Why this matters

Currently, no standardised sensory language is used for honeybush. Commercial honeybush processors, packers, blenders and marketers all use different ways to evaluate and communicate about sensory quality of tea products. South African government regulations also do not specify sensory standards for honeybush. Tea of variable quality is, therefore, released on the market. Such quality differences could be detrimental to the industry. It is important to create a single standardised set of measures to evaluate the sensory aspects of honeybush tea products. Sensory characteristics are closely linked to the quality of honeybush tea. This toolbox will, therefore, help processors, blenders, packers and marketers negotiate the price of their products. Should their products be of good quality, according to the developed sensory quality standard, determined by the developed sensory quality assessment method, this would aid price negotiation with buyers.

BRIGITTE_DU_PREEZ-small.jpgAbout the student

From a young age, Du Preez was fascinated by the science of aromas and flavours. She completed her BSc degree in food science at Stellenbosch University (SU) in 2002. After working as a research and development technologist and trainee flavourist at an international flavour house, Du Preez returned to the academic world. She participated in a research project on the value-addition of herbal teas at the ARC Infruitec-Nietvoorbij (Post-harvest and Wine Technology Division). Du Preez completed her MSc degree in food science (cum laude) at SU in 2014. Du Preez is currently a doctoral student at SU. She wants to develop and apply her skills to support the emerging honeybush industry.

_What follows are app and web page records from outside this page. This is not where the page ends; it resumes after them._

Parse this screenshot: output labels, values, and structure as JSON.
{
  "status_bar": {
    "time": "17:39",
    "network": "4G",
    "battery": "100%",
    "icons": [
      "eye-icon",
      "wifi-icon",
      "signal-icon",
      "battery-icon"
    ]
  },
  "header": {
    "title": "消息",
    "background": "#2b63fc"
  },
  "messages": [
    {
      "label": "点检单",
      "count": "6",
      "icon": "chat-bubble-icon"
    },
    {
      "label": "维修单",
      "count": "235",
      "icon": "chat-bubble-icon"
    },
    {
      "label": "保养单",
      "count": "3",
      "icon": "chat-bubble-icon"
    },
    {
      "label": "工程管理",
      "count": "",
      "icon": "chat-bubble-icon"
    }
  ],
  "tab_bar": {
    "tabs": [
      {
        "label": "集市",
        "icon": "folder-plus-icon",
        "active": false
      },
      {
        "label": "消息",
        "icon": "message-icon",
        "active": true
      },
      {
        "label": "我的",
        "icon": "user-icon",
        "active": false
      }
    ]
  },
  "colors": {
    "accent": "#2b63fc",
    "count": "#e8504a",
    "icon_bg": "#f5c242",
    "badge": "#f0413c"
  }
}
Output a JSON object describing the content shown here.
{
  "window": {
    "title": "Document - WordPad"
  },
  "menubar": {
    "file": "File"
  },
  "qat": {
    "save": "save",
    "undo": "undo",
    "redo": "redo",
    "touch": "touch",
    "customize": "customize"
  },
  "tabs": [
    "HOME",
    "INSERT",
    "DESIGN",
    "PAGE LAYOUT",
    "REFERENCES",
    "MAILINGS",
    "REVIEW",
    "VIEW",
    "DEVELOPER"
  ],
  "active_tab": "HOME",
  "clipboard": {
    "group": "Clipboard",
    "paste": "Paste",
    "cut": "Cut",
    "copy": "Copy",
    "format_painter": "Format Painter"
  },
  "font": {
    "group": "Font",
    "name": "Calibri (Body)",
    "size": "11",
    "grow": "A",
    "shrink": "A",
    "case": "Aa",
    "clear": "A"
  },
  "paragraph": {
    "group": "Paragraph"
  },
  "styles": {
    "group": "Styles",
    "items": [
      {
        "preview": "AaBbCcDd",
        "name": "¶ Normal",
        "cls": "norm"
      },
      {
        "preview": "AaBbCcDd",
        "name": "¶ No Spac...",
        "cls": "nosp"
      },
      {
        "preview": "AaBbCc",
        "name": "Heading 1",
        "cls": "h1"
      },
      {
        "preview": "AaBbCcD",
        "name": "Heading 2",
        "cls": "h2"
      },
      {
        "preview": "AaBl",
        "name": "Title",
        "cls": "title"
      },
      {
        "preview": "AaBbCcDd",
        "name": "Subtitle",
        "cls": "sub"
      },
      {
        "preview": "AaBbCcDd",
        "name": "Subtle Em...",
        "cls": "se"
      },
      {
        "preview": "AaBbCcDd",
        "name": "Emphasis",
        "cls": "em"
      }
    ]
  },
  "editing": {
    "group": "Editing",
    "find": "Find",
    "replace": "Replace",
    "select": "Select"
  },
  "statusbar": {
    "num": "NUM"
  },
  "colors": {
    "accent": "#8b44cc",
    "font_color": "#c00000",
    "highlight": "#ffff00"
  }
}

Brigitte du Preez, a doctoral student at the Department of Food Science at Stellenbosch University, is developing a quality grading system for honeybush to define and evaluate its sensory characteristics.